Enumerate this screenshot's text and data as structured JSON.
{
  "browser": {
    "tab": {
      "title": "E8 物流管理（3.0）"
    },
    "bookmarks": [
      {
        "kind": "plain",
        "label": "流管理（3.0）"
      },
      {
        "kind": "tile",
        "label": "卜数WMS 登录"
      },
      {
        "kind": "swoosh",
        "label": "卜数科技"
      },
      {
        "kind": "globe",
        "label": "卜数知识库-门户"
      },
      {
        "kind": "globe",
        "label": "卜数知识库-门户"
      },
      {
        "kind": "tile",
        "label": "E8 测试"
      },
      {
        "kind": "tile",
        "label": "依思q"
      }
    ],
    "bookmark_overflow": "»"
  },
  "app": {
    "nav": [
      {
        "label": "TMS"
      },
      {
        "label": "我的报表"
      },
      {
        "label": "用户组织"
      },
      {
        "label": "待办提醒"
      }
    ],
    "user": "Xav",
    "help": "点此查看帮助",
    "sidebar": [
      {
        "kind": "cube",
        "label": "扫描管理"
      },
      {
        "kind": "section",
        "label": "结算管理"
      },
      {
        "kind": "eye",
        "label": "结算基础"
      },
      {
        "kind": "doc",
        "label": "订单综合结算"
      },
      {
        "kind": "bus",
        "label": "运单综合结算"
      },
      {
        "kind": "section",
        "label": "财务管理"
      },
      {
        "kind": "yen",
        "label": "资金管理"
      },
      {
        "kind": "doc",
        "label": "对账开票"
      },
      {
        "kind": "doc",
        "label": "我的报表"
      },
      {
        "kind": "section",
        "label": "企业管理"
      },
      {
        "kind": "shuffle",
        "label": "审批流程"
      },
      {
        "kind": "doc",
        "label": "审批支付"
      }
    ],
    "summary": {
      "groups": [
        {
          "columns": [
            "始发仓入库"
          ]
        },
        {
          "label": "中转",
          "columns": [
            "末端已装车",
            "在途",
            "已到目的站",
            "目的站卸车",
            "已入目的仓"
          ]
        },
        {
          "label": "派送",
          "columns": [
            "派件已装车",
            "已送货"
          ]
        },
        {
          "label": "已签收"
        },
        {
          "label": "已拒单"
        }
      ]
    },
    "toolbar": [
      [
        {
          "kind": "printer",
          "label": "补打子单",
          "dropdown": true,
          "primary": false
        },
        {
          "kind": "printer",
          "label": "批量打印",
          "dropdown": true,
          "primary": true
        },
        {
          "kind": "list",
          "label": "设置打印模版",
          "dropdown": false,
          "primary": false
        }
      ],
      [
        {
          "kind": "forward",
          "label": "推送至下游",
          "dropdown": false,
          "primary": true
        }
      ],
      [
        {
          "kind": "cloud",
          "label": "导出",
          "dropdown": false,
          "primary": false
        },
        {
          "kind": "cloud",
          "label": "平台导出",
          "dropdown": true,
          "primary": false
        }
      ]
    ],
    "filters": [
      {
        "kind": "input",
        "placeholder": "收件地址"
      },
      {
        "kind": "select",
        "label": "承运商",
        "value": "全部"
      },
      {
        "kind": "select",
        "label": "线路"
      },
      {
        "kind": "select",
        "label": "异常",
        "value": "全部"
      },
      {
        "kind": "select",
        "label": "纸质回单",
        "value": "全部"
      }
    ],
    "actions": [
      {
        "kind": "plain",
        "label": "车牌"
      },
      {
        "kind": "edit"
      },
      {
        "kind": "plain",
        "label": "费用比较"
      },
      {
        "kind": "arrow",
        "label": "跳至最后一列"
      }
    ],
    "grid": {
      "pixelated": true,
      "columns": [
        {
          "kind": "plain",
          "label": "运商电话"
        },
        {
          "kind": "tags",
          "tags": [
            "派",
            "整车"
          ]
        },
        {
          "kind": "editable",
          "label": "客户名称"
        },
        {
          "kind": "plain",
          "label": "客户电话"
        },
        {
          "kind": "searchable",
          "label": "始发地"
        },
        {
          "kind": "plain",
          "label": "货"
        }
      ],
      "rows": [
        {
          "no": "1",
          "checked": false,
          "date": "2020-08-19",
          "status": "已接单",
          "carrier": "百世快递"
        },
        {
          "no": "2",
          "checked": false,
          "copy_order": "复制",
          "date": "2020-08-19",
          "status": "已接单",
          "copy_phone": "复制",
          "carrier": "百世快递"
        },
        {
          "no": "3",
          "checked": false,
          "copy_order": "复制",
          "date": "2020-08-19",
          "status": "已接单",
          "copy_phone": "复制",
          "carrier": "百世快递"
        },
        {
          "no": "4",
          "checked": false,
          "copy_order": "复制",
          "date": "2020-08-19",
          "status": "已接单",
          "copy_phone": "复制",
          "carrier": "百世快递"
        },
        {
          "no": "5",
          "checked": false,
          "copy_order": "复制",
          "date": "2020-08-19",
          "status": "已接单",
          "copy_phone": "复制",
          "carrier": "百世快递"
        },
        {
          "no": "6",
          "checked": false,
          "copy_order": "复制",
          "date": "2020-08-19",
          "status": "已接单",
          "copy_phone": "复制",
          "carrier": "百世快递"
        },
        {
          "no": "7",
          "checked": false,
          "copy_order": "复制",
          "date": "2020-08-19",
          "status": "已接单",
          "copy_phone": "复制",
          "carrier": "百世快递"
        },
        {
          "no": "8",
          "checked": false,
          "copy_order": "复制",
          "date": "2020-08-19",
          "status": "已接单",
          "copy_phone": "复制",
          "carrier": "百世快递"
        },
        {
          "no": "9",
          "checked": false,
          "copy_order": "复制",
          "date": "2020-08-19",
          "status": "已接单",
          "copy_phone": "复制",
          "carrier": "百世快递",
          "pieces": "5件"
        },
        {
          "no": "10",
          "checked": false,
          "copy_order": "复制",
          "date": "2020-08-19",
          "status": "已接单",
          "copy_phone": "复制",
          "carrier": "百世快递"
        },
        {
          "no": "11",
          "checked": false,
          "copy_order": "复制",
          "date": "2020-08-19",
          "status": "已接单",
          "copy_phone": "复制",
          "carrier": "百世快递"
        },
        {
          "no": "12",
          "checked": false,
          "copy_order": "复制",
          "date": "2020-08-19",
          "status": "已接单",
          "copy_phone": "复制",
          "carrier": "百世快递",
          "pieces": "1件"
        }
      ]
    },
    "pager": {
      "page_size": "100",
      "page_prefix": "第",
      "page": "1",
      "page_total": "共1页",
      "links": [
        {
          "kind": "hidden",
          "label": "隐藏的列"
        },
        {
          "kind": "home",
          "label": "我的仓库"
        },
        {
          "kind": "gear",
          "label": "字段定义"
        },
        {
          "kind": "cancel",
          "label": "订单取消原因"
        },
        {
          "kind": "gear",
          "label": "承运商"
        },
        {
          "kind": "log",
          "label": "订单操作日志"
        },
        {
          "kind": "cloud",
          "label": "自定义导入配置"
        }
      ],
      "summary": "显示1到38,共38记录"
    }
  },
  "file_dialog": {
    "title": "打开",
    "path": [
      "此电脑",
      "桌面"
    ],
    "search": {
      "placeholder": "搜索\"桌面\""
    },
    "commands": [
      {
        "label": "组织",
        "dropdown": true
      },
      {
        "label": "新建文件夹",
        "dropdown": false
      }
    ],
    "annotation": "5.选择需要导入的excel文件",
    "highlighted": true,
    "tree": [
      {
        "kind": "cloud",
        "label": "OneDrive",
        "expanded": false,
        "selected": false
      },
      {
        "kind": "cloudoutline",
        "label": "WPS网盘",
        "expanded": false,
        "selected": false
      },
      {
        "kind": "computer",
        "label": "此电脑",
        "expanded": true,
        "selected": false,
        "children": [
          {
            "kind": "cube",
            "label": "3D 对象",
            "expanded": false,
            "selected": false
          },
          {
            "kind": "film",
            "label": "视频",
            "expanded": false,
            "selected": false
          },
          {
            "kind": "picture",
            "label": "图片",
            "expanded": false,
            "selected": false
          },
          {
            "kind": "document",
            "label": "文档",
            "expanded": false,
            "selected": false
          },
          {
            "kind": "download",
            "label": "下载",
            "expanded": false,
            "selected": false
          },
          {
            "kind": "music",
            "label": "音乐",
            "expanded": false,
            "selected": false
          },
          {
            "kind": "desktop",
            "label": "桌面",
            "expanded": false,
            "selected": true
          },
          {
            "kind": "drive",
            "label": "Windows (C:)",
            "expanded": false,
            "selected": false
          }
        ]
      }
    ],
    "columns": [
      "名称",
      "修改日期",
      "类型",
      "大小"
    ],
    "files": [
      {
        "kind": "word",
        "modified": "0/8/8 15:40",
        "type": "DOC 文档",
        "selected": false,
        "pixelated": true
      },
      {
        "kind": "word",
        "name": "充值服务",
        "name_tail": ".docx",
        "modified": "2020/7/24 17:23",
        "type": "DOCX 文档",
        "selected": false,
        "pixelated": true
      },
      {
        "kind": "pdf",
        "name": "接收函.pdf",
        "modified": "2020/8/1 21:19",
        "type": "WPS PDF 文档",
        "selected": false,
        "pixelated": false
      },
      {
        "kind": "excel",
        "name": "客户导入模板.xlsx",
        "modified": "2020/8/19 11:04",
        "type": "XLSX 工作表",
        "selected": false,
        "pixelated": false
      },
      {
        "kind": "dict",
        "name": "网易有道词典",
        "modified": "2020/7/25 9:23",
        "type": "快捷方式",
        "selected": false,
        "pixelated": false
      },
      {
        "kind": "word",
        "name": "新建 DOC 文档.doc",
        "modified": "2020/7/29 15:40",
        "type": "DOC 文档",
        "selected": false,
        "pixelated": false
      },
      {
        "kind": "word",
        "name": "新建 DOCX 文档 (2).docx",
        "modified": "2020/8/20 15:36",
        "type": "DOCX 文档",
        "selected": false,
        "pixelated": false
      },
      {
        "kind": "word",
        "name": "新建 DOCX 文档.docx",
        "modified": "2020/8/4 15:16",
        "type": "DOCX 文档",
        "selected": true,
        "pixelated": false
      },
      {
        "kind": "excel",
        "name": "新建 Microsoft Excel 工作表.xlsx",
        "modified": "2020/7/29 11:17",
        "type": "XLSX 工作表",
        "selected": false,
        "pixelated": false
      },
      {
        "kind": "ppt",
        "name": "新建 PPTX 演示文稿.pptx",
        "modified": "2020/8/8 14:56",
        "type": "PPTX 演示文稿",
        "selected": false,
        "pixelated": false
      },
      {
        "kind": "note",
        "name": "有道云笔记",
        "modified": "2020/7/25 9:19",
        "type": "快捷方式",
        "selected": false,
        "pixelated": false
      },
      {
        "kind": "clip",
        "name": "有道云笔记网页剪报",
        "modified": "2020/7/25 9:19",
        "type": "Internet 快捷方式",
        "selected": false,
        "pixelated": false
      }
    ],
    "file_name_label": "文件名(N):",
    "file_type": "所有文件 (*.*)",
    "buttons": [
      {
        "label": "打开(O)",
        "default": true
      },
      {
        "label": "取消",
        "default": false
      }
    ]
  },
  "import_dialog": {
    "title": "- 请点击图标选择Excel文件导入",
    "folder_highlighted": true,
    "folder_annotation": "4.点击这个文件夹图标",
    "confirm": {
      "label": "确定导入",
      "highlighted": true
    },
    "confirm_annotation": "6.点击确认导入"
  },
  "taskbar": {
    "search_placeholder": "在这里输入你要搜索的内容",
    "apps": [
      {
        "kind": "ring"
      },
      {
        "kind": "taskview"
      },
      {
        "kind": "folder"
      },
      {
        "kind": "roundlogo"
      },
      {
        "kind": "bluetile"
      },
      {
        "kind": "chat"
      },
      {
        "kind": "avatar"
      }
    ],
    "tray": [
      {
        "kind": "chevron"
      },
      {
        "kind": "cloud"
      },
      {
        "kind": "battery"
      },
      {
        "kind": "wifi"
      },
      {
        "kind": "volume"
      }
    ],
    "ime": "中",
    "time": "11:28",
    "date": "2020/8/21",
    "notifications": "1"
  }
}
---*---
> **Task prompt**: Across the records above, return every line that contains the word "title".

> **Exercise answer**:
      "title": "E8 物流管理（3.0）"
    "title": "打开",
    "title": "- 请点击图标选择Excel文件导入",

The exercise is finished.